Thankfully, there are fun bits, from time to time, including the "pre-show," which happened outside the San Jose Rep before start time, when the four brothers -- Magid (Dmitri), Harry "Boom Boom Sweets" Levine (Kuzma), Chen Pollina (Chenovski) and Kiyota Sage (Kiyotov) -- came out and relived their street-busking past by juggling torches for the ticket-buyers, passing couples and families, skateboarders and homeless people.
That was pretty neat, because these guys are, in fact, stars. To see them out on the street again was really a treat. (See a shaky cellphone video.
Once the ticket-buyers moved back into the theater -- sadly, only about half-filled on Saturday night-- the show began with Magid and Pollina running through the aisles and leaping onto the stage for some impressive juggling and humor.
Then the lecture began.
And, if you are a fan of The Flying Karamazov Brothers, it is somewhat entertaining, and has lots of funny, clever idiosyncrasies.

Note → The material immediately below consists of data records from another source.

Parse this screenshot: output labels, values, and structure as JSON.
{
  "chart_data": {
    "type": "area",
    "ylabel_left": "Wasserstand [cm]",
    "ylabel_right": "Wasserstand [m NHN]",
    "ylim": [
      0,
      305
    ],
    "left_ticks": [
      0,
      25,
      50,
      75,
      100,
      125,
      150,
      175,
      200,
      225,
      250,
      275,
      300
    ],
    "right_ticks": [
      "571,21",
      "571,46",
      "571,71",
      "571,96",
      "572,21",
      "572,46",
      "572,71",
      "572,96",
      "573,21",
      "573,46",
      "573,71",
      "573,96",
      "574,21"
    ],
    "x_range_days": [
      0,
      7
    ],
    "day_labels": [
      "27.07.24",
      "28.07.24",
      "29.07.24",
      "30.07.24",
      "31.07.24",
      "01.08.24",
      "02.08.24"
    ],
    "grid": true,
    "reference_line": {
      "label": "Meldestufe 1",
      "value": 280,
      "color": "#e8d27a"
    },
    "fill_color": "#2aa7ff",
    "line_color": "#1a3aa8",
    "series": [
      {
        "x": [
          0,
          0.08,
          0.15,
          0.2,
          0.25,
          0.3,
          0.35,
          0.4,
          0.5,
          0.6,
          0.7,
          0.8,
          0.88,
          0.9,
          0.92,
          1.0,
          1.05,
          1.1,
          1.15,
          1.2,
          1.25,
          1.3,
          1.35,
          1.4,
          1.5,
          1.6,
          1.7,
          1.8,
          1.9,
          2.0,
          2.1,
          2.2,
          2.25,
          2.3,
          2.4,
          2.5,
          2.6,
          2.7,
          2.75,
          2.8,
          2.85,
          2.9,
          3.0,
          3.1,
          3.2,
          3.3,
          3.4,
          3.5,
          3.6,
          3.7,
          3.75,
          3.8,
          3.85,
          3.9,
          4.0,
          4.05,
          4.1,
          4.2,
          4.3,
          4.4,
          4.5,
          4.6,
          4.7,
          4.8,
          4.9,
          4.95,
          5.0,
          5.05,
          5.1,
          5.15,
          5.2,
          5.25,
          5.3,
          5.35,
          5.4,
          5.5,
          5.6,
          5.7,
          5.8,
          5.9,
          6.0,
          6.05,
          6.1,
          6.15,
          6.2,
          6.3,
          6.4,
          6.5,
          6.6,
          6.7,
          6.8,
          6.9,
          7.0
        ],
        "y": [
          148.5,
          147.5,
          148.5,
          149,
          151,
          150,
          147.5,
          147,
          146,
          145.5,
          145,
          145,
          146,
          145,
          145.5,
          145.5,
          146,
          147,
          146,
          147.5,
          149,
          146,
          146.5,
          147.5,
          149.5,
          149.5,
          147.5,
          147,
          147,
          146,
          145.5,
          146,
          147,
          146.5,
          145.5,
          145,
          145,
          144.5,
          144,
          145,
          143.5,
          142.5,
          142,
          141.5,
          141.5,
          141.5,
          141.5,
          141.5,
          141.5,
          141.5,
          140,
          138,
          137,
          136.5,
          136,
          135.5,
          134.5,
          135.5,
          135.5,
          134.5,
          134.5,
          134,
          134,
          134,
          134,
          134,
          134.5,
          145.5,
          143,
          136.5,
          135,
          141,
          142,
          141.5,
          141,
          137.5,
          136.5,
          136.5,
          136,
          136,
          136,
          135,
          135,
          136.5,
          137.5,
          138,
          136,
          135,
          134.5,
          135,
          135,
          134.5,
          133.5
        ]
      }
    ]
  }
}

For instance -- if I am interpreting correctly -- Magid, possibly to make the show more G-rated, doesn't talking about having casual sex or using drugs. He talks about "wearing hats" and "wearing glasses."
He would talk about the troupe visiting Minnesota, where there were many fabulous hats to be worn. And how author Ken Kesey had given him a great pair of glasses before a show with The Grateful Dead, and how it became a problem that the glasses didn't wear off for eight hours after the show, and that he backed the troupe's bus into Jerry's new car, and that Jerry, who was wearing glasses beyond anything Magid could ever wear, called him an asshole.
The saving grace of this long lecture is that Magid and The Flying Karamazov Brothers are charming, and after a while a kind of family vibe took over.
It became not so much a show in a theater as a family gathering in the big living room, with our nutty Uncle Paul and his wild friends regaling us with stories. Some of the audience-participation stuff was fun.
They dragged a guy up out of the audience to play the part of actor Danny DeVito in the movie "The Jewel of the Nile," in which The Flying Karamazov Brothers appeared.
But it took forever to get to the pay-off in the skit, which is when the audience member has to just stand there while juggled swords went flashing around him. He blinked when the big blades went right past his face.
But before that, there was a lot of dialogue-heavy nonsense about film-making. Some of it was cute, some of it was tedious.
The biggest audience-participation skit was truly annoying at first, but again had a fun pay-off. The four brothers donned colorful fright wigs and leather coats and pretended to be Nazi creeps who went out into the audience and screamed at people, herding a large portion of the audience toward the back of the theater. That was not fun.
During that part of the bit, the only fun was watching Pollina run along the narrow audience wall that separates sections.
But while that was going on, bags of chunks of foam rubber were distributed. After a huge cannon on stage, firing a dummy brother into the wings, the herded audience members rushed the stage, throwing foam rubber chunks at the bad guys.
That was fun. Sitting in the front row, I was hit from behind several times.
Throughout the long show -- which began before the advertised start of 8 p.m. with the busking, and ended at 10:35 p.m. -- there were stories, slide shows and interesting archival video. A nice clip from "The Comedy of Errors," for instance, one of their most successful efforts, and during intermission we saw commercials they'd made for paper products that were amusing. There are elements of what could be a great show in "40 Years." I hope Magid digs that great show out of this in-progress work.
By the way, for those of you who will be going to the show, remember to bring stuff for the brothers to juggle during The Challenge. Magid's mother brought a box of corn flakes with the top partially torn off, which made for a pleasing mess, but nobody else in the audience had, which led to a purse being searched for a hair brush and a couple of people throwing their shoes on the stage. And a Cinemax program. The box of corn flakes led to the downfall of Sage, who received a pie in the face for his trouble.